        Morgan was a great defender too with at least four gold gloves. Phillips made the “I can’t believe he did that ” plays defensively. Guess I should have explained what I was trying to say better. Lol

  3. Old Big Ed

    Nicely written piece, as usual.

    Phillips is one of a long line of interesting Reds’ second sackers. In my time, that includes Pete Rose, Tommy Helms, Joe Morgan, Bret Boone, the wonderful Pokey Reese, Phillips, India and McLain.

    My grade-inflation story comes from my brother, who graduated 3 daughters from a suburban Louisville school. The district superintendent at graduation bragged about how well the school was doing, because the class had “the most students ever with straight A’s.”

  4. Mark Moore
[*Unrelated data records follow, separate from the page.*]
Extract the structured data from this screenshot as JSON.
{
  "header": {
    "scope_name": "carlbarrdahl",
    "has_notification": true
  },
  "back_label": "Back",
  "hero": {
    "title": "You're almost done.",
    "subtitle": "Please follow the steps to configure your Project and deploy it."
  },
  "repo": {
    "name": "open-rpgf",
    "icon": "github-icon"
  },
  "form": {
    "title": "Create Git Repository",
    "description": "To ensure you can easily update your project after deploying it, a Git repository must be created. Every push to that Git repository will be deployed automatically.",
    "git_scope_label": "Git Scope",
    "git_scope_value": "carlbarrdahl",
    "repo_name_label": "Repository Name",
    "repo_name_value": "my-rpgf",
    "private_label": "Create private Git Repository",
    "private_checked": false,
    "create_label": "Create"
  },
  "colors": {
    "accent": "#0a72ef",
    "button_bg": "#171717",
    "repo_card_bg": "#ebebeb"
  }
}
    Great piece, MBE. Then again, that’s what we loyal RLN readers expect, right?

    Entitlement seems to be the most prevalent “core value” out there right now. And it spans generation gaps like nothing else. Just look at the US political scene for one of the more public train wrecks on that front.

    I always chuckle and shake my head when I see GPA listed on a resume or a LinkedIn profile … especially for graduate school (let alone a doctoral program). Doing well is kind of expected or you wash out pretty much anywhere at that level (the true corporate profit center skoolz excepted). DD#1 just finished her first quarter at SCAD with one graduate-level class taught by the department chair. She worked hard, sought out and incorporated feedback, and would have been happy with a “B”. Her work was rewarded, so all that much better. I don’t have to worry about her expecting any free rides, that much is sure.

    Wishing the entire RLN crew and fanbase a Happy Thanksgiving. Strip steaks over charcoal sometime in the late afternoon. Waffles and omelets for breakfast/brunch in the mean time.

  5. AMDG

    Phillips was a good player for a number of years and absolutely deserves to be in the Reds Hall of Fame.
    (Granted the Reds HOF has an incredibly low barrier to entry, which Phillips easily passes)

    But he is no way a Cooperstown HOF candidate. Not even a borderline candidate.

  6. AMDG

    Speaking from experience, most engineering students treat their required humanities classes as an easy “A” which they put little to no effort into. Those classes are simply a blow-off class to pad a GPA, while they focus on what they would consider to be their “real” classes.

    Whether it’s right or wrong, the students in the technical fields (science/engineering) would likely equate a 2.0 in their field with a 3.0 in a business field, and a 4.0 in the humanities/liberal arts/general studies/etc…